Letter from daughter of Gay Dad
Juan is a 50 year old man who has been with his partner, Mani for 12 years. Long before he and Mani met, Juan felt that because he was Mormon and because society didn’t accept him, he got married and had four daughters. When he and his wife got a divorce he felt that he finally was free and he decided to come out of the closet, but the only people that knew he was gay were his closest family members. He had visitation with his daughter but they never would have thought that their father was gay because he introduced his partner as his friend and roommate. His daughters looked up to Mani and considered him an uncle. When the girls were living with their mother they had many problems so Juan was able to gain custody of his daughters. Now that the girls were living with him, Juan felt that the time was right to come out to his daughters. His daughters looked up to him so much that they did not judge him. They accepted that he and Mani were truly in love with each other, and really that was all that mattered to them because the girls love their dad and they love Mani.
Juan lives in San Diego, Ca, and he is my father. When it comes to freedom and equality, gays should be allowed to marry. I feel that if we are living in a supposed “free” country, no rights should be denied.

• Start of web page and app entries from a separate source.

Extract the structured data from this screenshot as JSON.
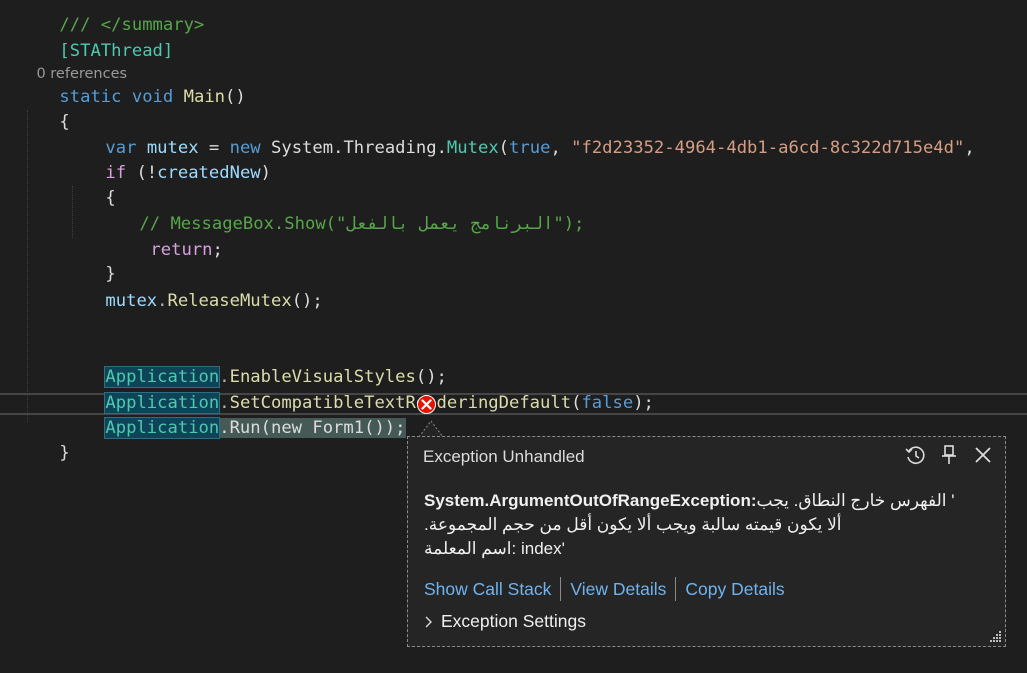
{
  "code": {
    "summary_comment": "/// </summary>",
    "attribute": "[STAThread]",
    "codelens": "0 references",
    "main_static": "static",
    "main_void": "void",
    "main_name": "Main",
    "main_parens": "()",
    "open_brace": "{",
    "line_mutex": {
      "var": "var",
      "name": "mutex",
      "eq": " = ",
      "new": "new",
      "ns": " System.Threading.",
      "type": "Mutex",
      "paren": "(",
      "true": "true",
      "comma": ", ",
      "guid": "\"f2d23352-4964-4db1-a6cd-8c322d715e4d\"",
      "tail": ", "
    },
    "line_if": {
      "if": "if",
      "rest_open": " (!",
      "var": "createdNew",
      "rest_close": ")"
    },
    "inner_open_brace": "{",
    "comment_msgbox": "// MessageBox.Show(\"البرنامج يعمل بالفعل\");",
    "return_kw": "return",
    "return_semi": ";",
    "inner_close_brace": "}",
    "release": {
      "var": "mutex",
      "dot": ".",
      "method": "ReleaseMutex",
      "rest": "();"
    },
    "enable_visual": {
      "type": "Application",
      "dot": ".",
      "method": "EnableVisualStyles",
      "rest": "();"
    },
    "set_compat": {
      "type": "Application",
      "dot": ".",
      "method": "SetCompatibleTextRenderingDefault",
      "open": "(",
      "false": "false",
      "close": ");"
    },
    "app_run": {
      "type": "Application",
      "rest": ".Run(new Form1());"
    },
    "close_brace": "}"
  },
  "exception": {
    "title": "Exception Unhandled",
    "type": "System.ArgumentOutOfRangeException:",
    "message_line1": " ' الفهرس خارج النطاق. يجب",
    "message_line2": ".ألا يكون قيمته سالبة ويجب ألا يكون أقل من حجم المجموعة",
    "message_line3": "اسم المعلمة: index'",
    "links": [
      "Show Call Stack",
      "View Details",
      "Copy Details"
    ],
    "settings_label": "Exception Settings",
    "icons": [
      "history-icon",
      "pin-icon",
      "close-icon"
    ]
  },
  "colors": {
    "background": "#1e1e1e",
    "error": "#e51400",
    "link": "#6fb3f0"
  }
}
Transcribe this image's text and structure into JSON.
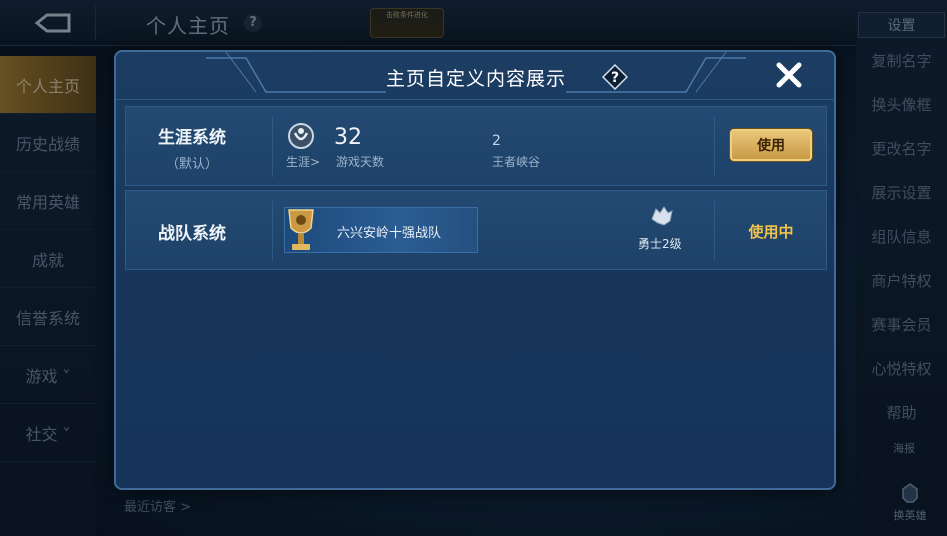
{
  "background": {
    "page_title": "个人主页",
    "help_glyph": "?",
    "event_badge": "击败条件进化",
    "left_nav": [
      {
        "label": "个人主页",
        "active": true
      },
      {
        "label": "历史战绩",
        "active": false
      },
      {
        "label": "常用英雄",
        "active": false
      },
      {
        "label": "成就",
        "active": false
      },
      {
        "label": "信誉系统",
        "active": false
      },
      {
        "label": "游戏 ˅",
        "active": false
      },
      {
        "label": "社交 ˅",
        "active": false
      }
    ],
    "right_menu": {
      "settings_label": "设置",
      "items": [
        "复制名字",
        "换头像框",
        "更改名字",
        "展示设置",
        "组队信息",
        "商户特权",
        "赛事会员",
        "心悦特权",
        "帮助"
      ]
    },
    "report_label": "海报",
    "recent_visitors": "最近访客 >",
    "swap_hero": "换英雄"
  },
  "modal": {
    "title": "主页自定义内容展示",
    "help_glyph": "?",
    "close_glyph": "✕",
    "rows": [
      {
        "system_name": "生涯系统",
        "system_sub": "（默认）",
        "career_link": "生涯>",
        "days_value": "32",
        "days_label": "游戏天数",
        "kings_value": "2",
        "kings_label": "王者峡谷",
        "action_label": "使用",
        "in_use": false
      },
      {
        "system_name": "战队系统",
        "team_name": "六兴安岭十强战队",
        "rank_label": "勇士2级",
        "action_label": "使用中",
        "in_use": true
      }
    ]
  },
  "colors": {
    "accent_gold": "#f2c24a",
    "modal_bg": "#1c3d63",
    "row_bg": "#234a73"
  }
}
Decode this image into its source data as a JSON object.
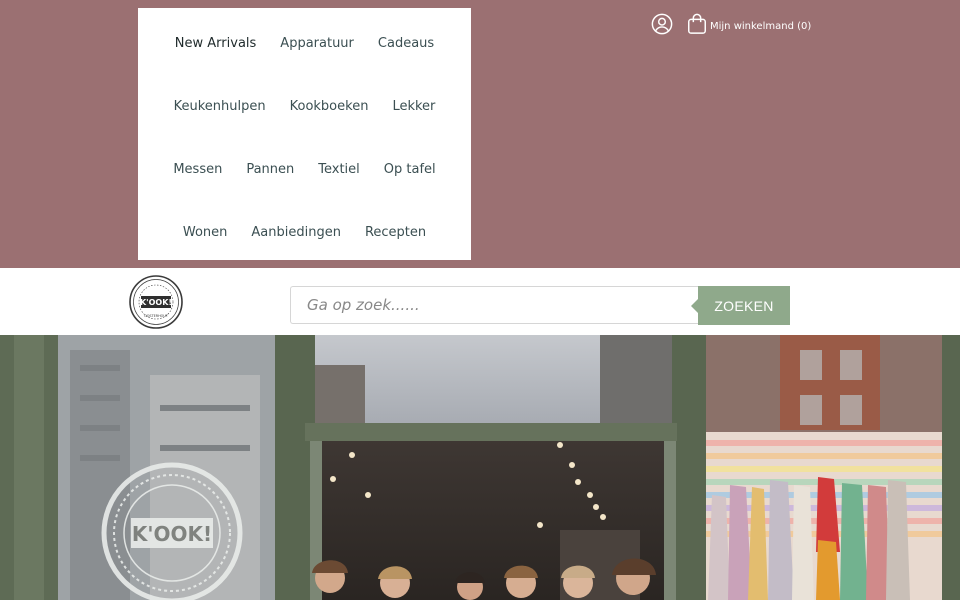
{
  "nav": {
    "rows": [
      [
        "New Arrivals",
        "Apparatuur",
        "Cadeaus"
      ],
      [
        "Keukenhulpen",
        "Kookboeken",
        "Lekker"
      ],
      [
        "Messen",
        "Pannen",
        "Textiel",
        "Op tafel"
      ],
      [
        "Wonen",
        "Aanbiedingen",
        "Recepten"
      ]
    ]
  },
  "account": {
    "icon": "user-circle-icon"
  },
  "cart": {
    "icon": "shopping-bag-icon",
    "label": "Mijn winkelmand (0)"
  },
  "logo": {
    "text": "K'OOK!",
    "ring_text": "OOSTERHOUT",
    "icon": "kook-logo"
  },
  "search": {
    "placeholder": "Ga op zoek......",
    "button_label": "ZOEKEN"
  },
  "hero": {
    "window_logo": "K'OOK!",
    "icon": "storefront-photo"
  },
  "colors": {
    "topbar": "#9b7072",
    "accent": "#8fa98b",
    "nav_text": "#3b4f52"
  }
}
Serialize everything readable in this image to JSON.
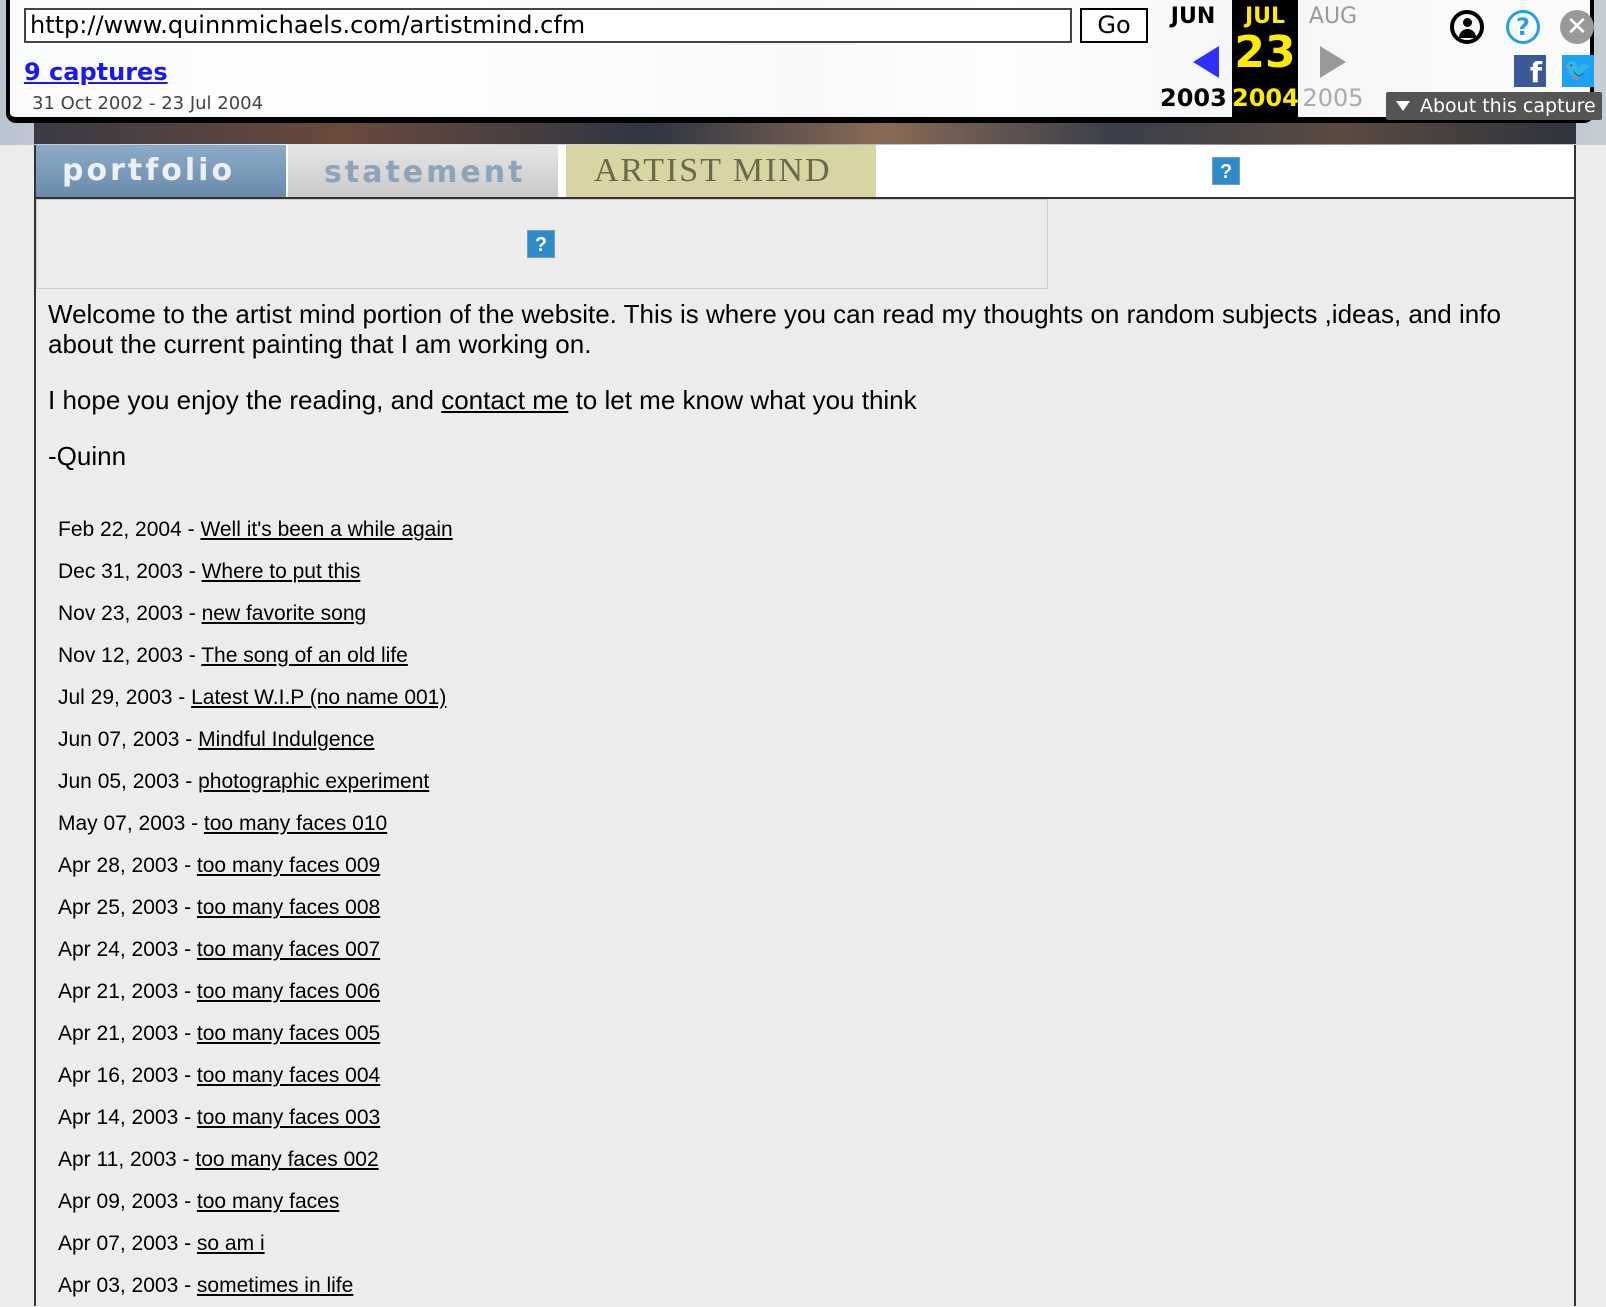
{
  "wayback": {
    "url": "http://www.quinnmichaels.com/artistmind.cfm",
    "go_label": "Go",
    "captures_label": "9 captures",
    "range": "31 Oct 2002 - 23 Jul 2004",
    "prev": {
      "month": "JUN",
      "year": "2003"
    },
    "current": {
      "month": "JUL",
      "day": "23",
      "year": "2004"
    },
    "next": {
      "month": "AUG",
      "year": "2005"
    },
    "about_label": "About this capture",
    "colors": {
      "accent": "#ffeb00",
      "link": "#1a1aee"
    }
  },
  "nav": {
    "tabs": [
      {
        "label": "portfolio"
      },
      {
        "label": "statement"
      },
      {
        "label": "ARTIST MIND"
      }
    ],
    "broken_image_glyph": "?"
  },
  "header": {
    "broken_image_glyph": "?"
  },
  "intro": {
    "p1": "Welcome to the artist mind portion of the website. This is where you can read my thoughts on random subjects ,ideas, and info about the current painting that I am working on.",
    "p2_before": "I hope you enjoy the reading, and ",
    "p2_link": "contact me",
    "p2_after": " to let me know what you think",
    "signature": "-Quinn"
  },
  "entries": [
    {
      "date": "Feb 22, 2004 - ",
      "title": "Well it's been a while again"
    },
    {
      "date": "Dec 31, 2003 - ",
      "title": "Where to put this"
    },
    {
      "date": "Nov 23, 2003 - ",
      "title": "new favorite song"
    },
    {
      "date": "Nov 12, 2003 - ",
      "title": "The song of an old life"
    },
    {
      "date": "Jul 29, 2003 - ",
      "title": "Latest W.I.P (no name 001)"
    },
    {
      "date": "Jun 07, 2003 - ",
      "title": "Mindful Indulgence"
    },
    {
      "date": "Jun 05, 2003 - ",
      "title": "photographic experiment"
    },
    {
      "date": "May 07, 2003 - ",
      "title": "too many faces 010"
    },
    {
      "date": "Apr 28, 2003 - ",
      "title": "too many faces 009"
    },
    {
      "date": "Apr 25, 2003 - ",
      "title": "too many faces 008"
    },
    {
      "date": "Apr 24, 2003 - ",
      "title": "too many faces 007"
    },
    {
      "date": "Apr 21, 2003 - ",
      "title": "too many faces 006"
    },
    {
      "date": "Apr 21, 2003 - ",
      "title": "too many faces 005"
    },
    {
      "date": "Apr 16, 2003 - ",
      "title": "too many faces 004"
    },
    {
      "date": "Apr 14, 2003 - ",
      "title": "too many faces 003"
    },
    {
      "date": "Apr 11, 2003 - ",
      "title": "too many faces 002"
    },
    {
      "date": "Apr 09, 2003 - ",
      "title": "too many faces"
    },
    {
      "date": "Apr 07, 2003 - ",
      "title": "so am i"
    },
    {
      "date": "Apr 03, 2003 - ",
      "title": "sometimes in life"
    }
  ]
}
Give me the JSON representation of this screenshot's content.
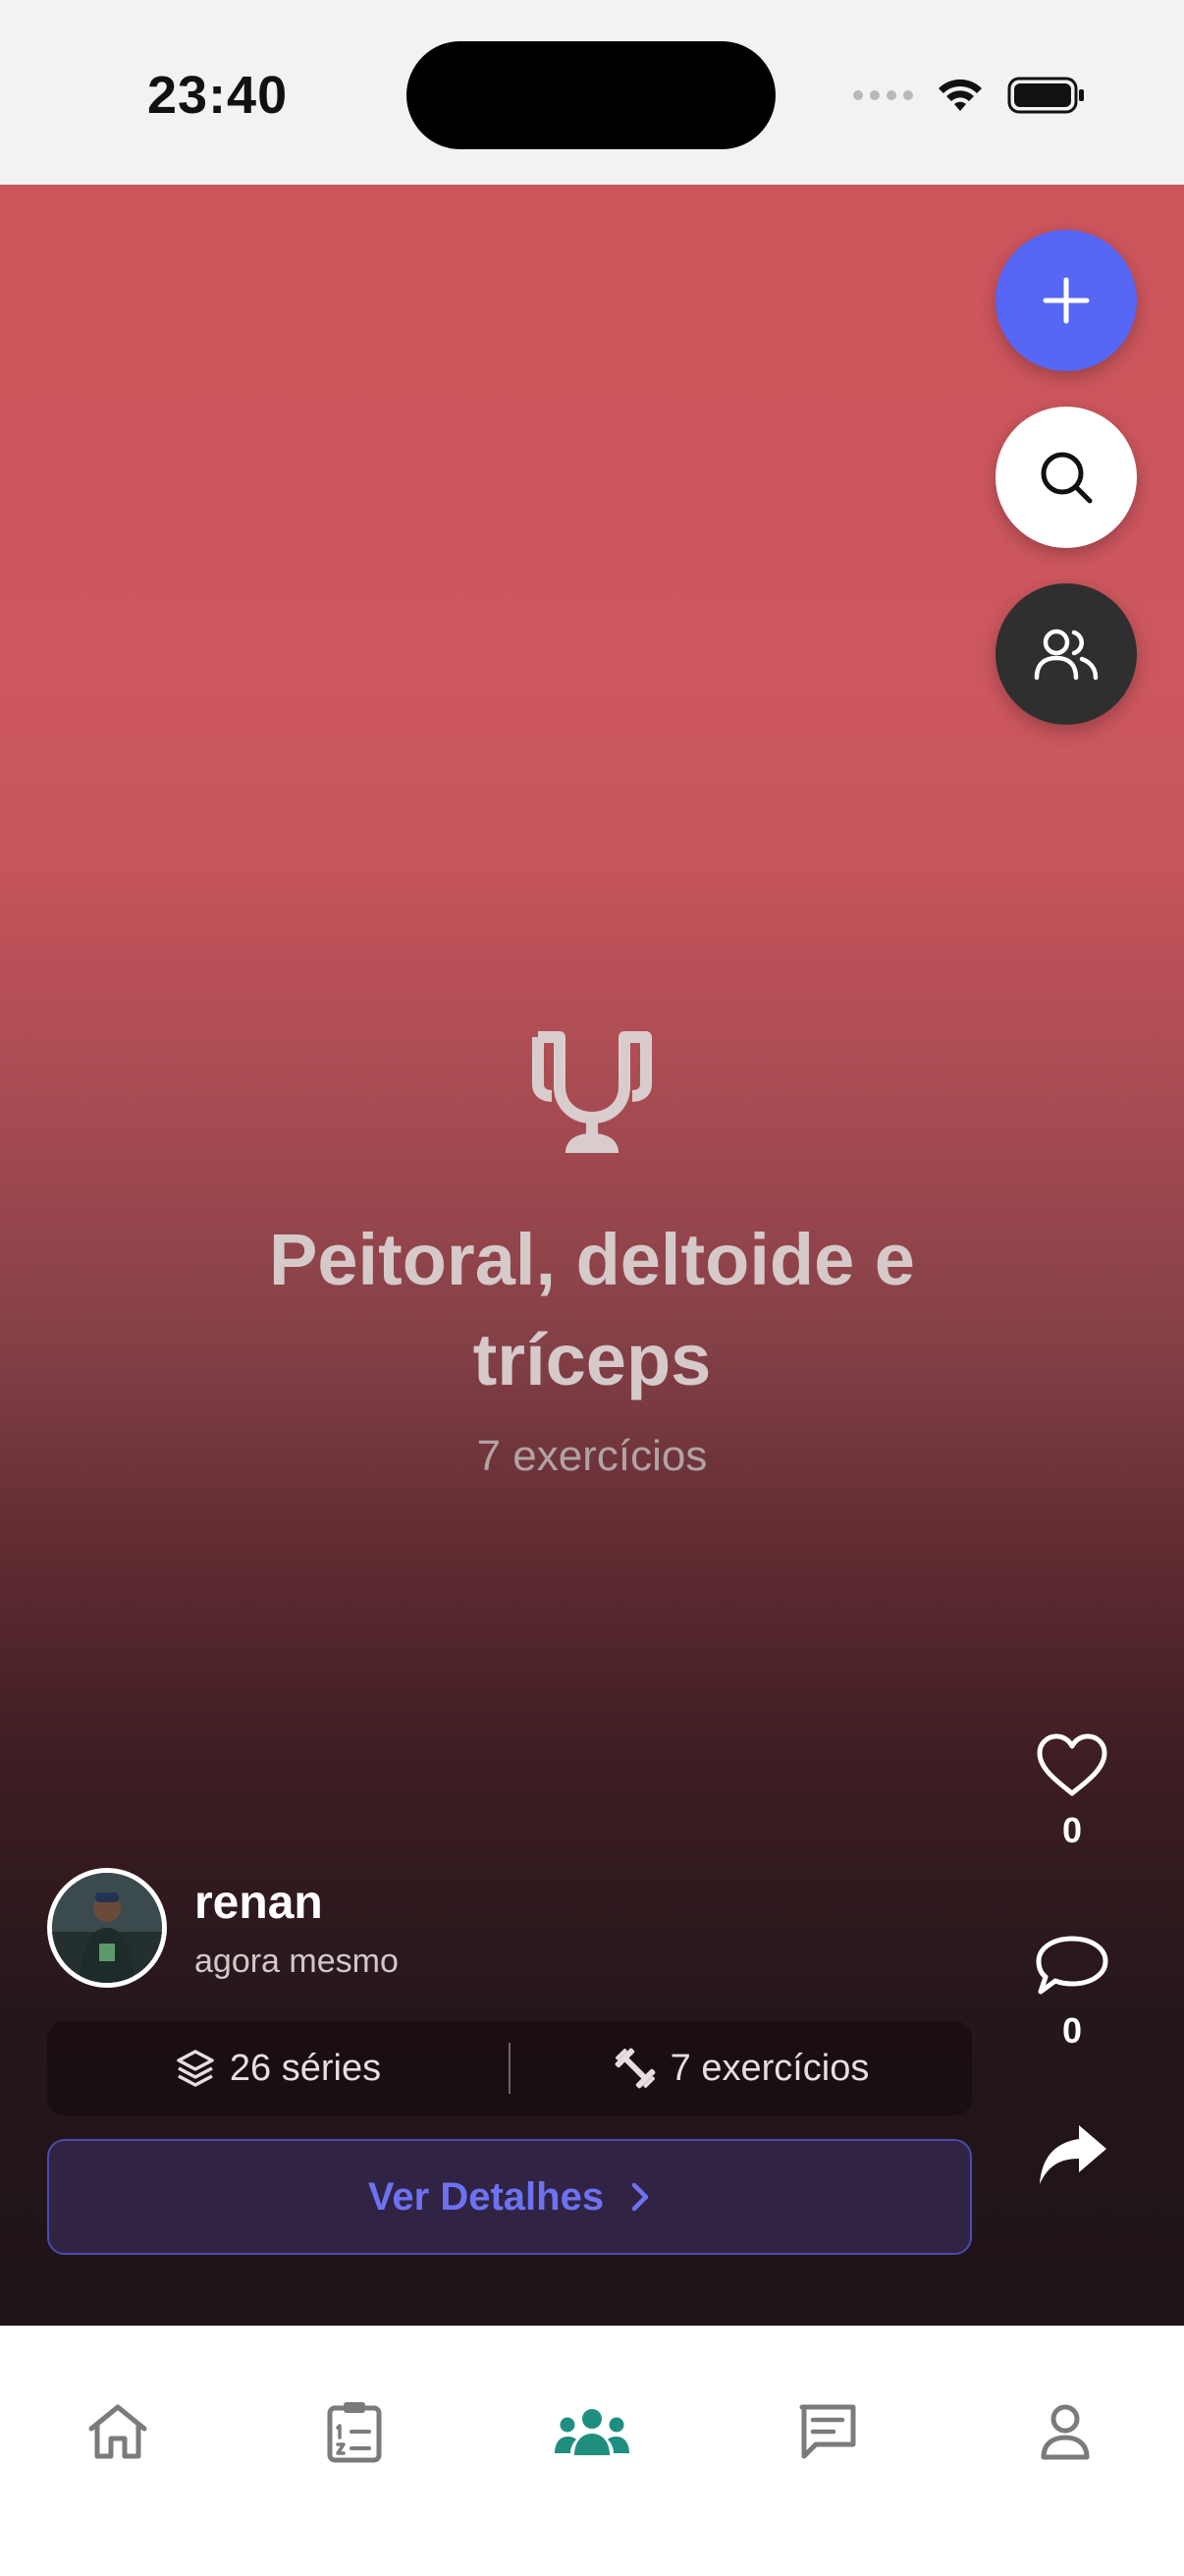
{
  "status_bar": {
    "time": "23:40"
  },
  "post": {
    "title": "Peitoral, deltoide e tríceps",
    "subtitle": "7 exercícios",
    "user": {
      "name": "renan",
      "time": "agora mesmo"
    },
    "stats": {
      "series": "26 séries",
      "exercises": "7 exercícios"
    },
    "details_button": "Ver Detalhes",
    "likes": "0",
    "comments": "0"
  },
  "tabs": [
    {
      "name": "home",
      "active": false
    },
    {
      "name": "workouts",
      "active": false
    },
    {
      "name": "community",
      "active": true
    },
    {
      "name": "messages",
      "active": false
    },
    {
      "name": "profile",
      "active": false
    }
  ],
  "colors": {
    "accent": "#5666f5",
    "active_tab": "#1f8e7e",
    "inactive_tab": "#7b7b7b",
    "details_text": "#6d72f2"
  }
}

Allowing gays to marry would be the greatest thing that my family could ask for. Mani has diabetes and because my dad and he are not legally bound, he does not qualify for my dad’s health insurance. All the fees for his medications and doctors’ visits come out of their pockets. In the article “Why Fear Same-Sex Marriages” by William Raspberry he says, “Granting same-sex unions the same moral and legal standing as marriage is destructive of society’s most important institution.” I totally disagree with this statement. The most important institution is equality and that is the foundation with which our country stands on.
Committed relationships would help stabilize society, no matter what orientation they are. Studies show that people who marry are better off financially, emotionally, psychologically, and even medically and because of this, allowing gay marriage would be beneficial. In the article, “Arguments for Gay Marriage: Moral and Social Arguments for Gay Marriage” by Austin Cline, About.com Guide he says “Conservatives who usually oppose gay marriage argue, correctly, that stable families are a cornerstone to a stable society. Families are the smallest social unit in society and trends in the family inevitably affect trends in society as a whole – and vice-versa, of course. Allowing gays to marry will help better integrate them and their relationships into society. Ensuring that gay relationships are stable and receive support will benefit the stability of society overall.”
Heterosexuals take the words “my husband” and “my wife” for granted. Ellen DeGeneres and Portia De Rossi got married on August 16th 2008, and now have the privilege of calling each other “my wife”. Ellen and Portia were on Oprah’s show and they sat down and talked to her about their marriage and how they had grown as a couple. “We’re perfect for each other. She is so beautiful and so smart and so funny, and with her, I have that sense of,” I’m done now”. I’m settled. I know that part of my life is taken care of. I’ve got love. I’ve got someone who will be with me till the day I die.” Many gay couples cannot say or guarantee that when they die their partner is going to be there, most doctors only allow relatives to visit. But it’s not just marriage that gays want, its equality. They want the same rights that go along with being together and they want the rights that go along with being in love.
Mani and my dad have been together for 12 years. My mom and my dad were only married for 6 years that is only half as long. Fifty percent of hetero-marriages end in divorce. Children need a stable environment and that can only be achieved if the parents are good role models and are committed to one another. Three years after my parents got divorced my mom got remarried. There is a 67% chance of divorce in a second marriage, and a 74% chance of divorce in a third marriage for heterosexuals. We can’t say that these numbers will be the same for gays because they are not allowed to get married, but I know for a fact that my dad and Mani will be together for many more years than my mom and my step dad are.
My dad is the best father, and Mani is also the best “uncle”. He treats us like his own, and I want them to have the same rights that my sisters and I have. In the article “Let Gays Marry” Andrew Sullivan says, “People ask us why we want to marry, but the answer is so obvious. It’s the same reason anyone wants the right to marry. At some point in our lives, some of us are lucky enough to meet the person we truly love. And we want to commit to that person in front of our family and country for the rest of our lives.” That is exactly what my family wants for my dad and Mani; we want them to be able to say “my husband” instead of my partner. They are lucky enough to have found each other and they should have the right to marry. Some say that marriage is specifically for a man and a woman, but I say that marriage is between two people that love each other. It is not fair that my sisters and I have the right to marry and my dad doesn’t. To be happy and to be in love is a birth right, and the right to get married should also be, no matter what sexual orientation you are. Our pledge of allegiance says, “With liberty and justice for all”. The right for gays to marry is just.